One specific case where a former athlete, Ed O’Bannon, is fighting for his Rights of Publicity as well as the rights of other former and current NCAA athletes in a classic action lawsuit against the NCAA. Ed O’Bannon was a former UCLA forward who led them to a national championship, scoring 30 points and pulling down 17 rebounds in the win (Lawyers.com, 2010). Today, O’Bannon coaches a high school basketball team and is a car dealer in Las Vegas, but the NCAA still profits off of his likeness. Whether it is his image, re-broad casts of games or in video game form, the NCAA still makes money through the sales of licensed merchandise. O’Bannon states in his lawsuit that the NCAA makes about 4 billion dollars annually on collegiate licensed merchandise (Lawyers.com, 2010).
In my opinion, O’Bannon feels taken advantage of by the NCAA. The modern day college athlete has been referred to as a “slave” on the NCAA “plantation” because college athletes do not get paid but the NCAA makes an incredible amount of money from the talents of these collegiate athletes. It seems only right for the NCAA to start sharing this money with the people they exploit year in and year out. Student athletes are not allowed to get jobs or receive any money from their scholarships and should get some sort of monthly stipend. I understand that some athletes go on to make millions playing professional sports but what about the 90% of student athletes who do not make it? Just something to think about.
Drake, S. (2010). Sports Illustrated Michael Mann on the NCAA lawsuit. Legal Broadcast Network. Retrieved on 11/27/10 from:
Lawyers.com. (2010). Former college athletes sue NCAA over licensing. Lawyers.com. Retrieved on 11/27/10 from:
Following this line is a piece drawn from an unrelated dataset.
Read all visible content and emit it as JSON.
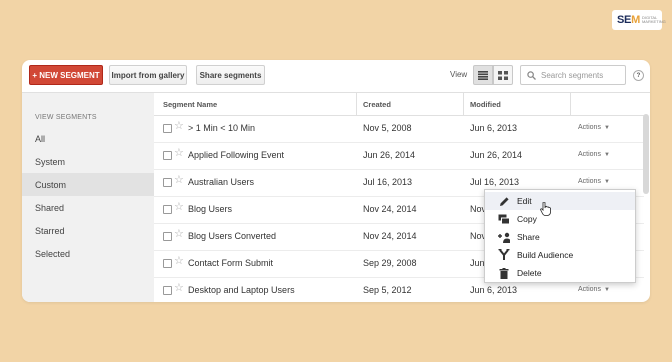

Mueller, K. (2004). No control over their rights of publicity: College athletes left sitting the bench. LexisNexis. Retrieved on 11/27/10 from: